▸ Records for this exercise:
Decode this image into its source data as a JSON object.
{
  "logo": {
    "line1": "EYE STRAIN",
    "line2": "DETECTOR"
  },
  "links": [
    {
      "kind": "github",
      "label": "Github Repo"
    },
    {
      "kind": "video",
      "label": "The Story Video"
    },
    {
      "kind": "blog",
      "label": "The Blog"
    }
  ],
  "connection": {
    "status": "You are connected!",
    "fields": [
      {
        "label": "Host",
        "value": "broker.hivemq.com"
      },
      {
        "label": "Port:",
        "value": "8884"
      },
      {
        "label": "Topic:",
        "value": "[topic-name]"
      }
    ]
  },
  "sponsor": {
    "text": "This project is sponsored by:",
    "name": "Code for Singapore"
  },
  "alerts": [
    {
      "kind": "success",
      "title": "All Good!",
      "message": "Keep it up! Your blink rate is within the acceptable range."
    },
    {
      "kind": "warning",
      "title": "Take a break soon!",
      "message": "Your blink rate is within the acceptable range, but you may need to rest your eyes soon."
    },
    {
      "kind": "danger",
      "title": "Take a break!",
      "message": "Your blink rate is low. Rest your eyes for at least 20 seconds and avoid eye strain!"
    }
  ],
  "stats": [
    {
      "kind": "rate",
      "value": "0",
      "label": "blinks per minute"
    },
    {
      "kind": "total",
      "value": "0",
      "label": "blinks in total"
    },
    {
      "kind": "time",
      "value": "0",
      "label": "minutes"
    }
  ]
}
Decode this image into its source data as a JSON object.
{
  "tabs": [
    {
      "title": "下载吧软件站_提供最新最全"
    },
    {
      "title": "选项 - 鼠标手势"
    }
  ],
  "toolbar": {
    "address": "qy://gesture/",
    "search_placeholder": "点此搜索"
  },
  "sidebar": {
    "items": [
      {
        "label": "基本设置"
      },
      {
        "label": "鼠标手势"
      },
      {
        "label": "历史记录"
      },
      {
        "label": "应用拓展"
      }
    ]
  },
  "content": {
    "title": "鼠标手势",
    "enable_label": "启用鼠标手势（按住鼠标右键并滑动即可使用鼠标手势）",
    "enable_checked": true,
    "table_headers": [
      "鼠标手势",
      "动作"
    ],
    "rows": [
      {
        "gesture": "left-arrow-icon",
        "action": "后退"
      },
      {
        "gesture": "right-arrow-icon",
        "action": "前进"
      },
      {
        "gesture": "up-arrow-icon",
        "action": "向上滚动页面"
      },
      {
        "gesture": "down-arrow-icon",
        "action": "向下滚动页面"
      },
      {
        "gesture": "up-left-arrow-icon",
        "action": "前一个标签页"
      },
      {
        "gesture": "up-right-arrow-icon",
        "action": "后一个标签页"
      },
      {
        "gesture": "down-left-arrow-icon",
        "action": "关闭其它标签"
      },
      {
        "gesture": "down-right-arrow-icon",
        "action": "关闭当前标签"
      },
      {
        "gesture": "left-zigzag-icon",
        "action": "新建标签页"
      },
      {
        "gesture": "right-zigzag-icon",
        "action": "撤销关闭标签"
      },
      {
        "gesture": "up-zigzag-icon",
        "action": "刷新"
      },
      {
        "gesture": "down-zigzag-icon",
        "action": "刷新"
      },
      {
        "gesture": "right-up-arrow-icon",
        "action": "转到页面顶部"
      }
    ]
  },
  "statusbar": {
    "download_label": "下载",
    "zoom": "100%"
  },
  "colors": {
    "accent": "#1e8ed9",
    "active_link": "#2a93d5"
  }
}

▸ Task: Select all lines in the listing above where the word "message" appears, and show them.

▸ Answer for the task:
      "message": "Keep it up! Your blink rate is within the acceptable range."
      "message": "Your blink rate is within the acceptable range, but you may need to rest your eyes soon."
      "message": "Your blink rate is low. Rest your eyes for at least 20 seconds and avoid eye strain!"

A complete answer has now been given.